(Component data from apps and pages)

=== Section Start ===

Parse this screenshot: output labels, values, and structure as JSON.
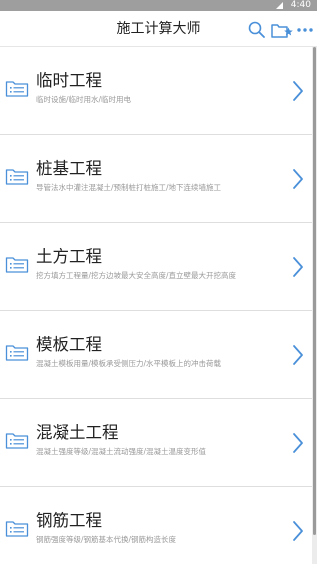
{
  "status_bar": {
    "time": "4:40"
  },
  "app_bar": {
    "title": "施工计算大师"
  },
  "colors": {
    "accent": "#4a90d9",
    "status_bar": "#9e9e9e",
    "divider": "#dedede"
  },
  "items": [
    {
      "title": "临时工程",
      "subtitle": "临时设施/临时用水/临时用电"
    },
    {
      "title": "桩基工程",
      "subtitle": "导管法水中灌注混凝土/预制桩打桩施工/地下连续墙施工"
    },
    {
      "title": "土方工程",
      "subtitle": "挖方填方工程量/挖方边坡最大安全高度/直立壁最大开挖高度"
    },
    {
      "title": "模板工程",
      "subtitle": "混凝土模板用量/模板承受侧压力/水平模板上的冲击荷载"
    },
    {
      "title": "混凝土工程",
      "subtitle": "混凝土强度等级/混凝土流动强度/混凝土温度变形值"
    },
    {
      "title": "钢筋工程",
      "subtitle": "钢筋强度等级/钢筋基本代换/钢筋构造长度"
    }
  ]
}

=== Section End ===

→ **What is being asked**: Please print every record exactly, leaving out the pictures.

→ **Reply**:
Parse this screenshot: output labels, values, and structure as JSON.
{
  "status_bar": {
    "time": "4:40"
  },
  "app_bar": {
    "title": "施工计算大师"
  },
  "colors": {
    "accent": "#4a90d9",
    "status_bar": "#9e9e9e",
    "divider": "#dedede"
  },
  "items": [
    {
      "title": "临时工程",
      "subtitle": "临时设施/临时用水/临时用电"
    },
    {
      "title": "桩基工程",
      "subtitle": "导管法水中灌注混凝土/预制桩打桩施工/地下连续墙施工"
    },
    {
      "title": "土方工程",
      "subtitle": "挖方填方工程量/挖方边坡最大安全高度/直立壁最大开挖高度"
    },
    {
      "title": "模板工程",
      "subtitle": "混凝土模板用量/模板承受侧压力/水平模板上的冲击荷载"
    },
    {
      "title": "混凝土工程",
      "subtitle": "混凝土强度等级/混凝土流动强度/混凝土温度变形值"
    },
    {
      "title": "钢筋工程",
      "subtitle": "钢筋强度等级/钢筋基本代换/钢筋构造长度"
    }
  ]
}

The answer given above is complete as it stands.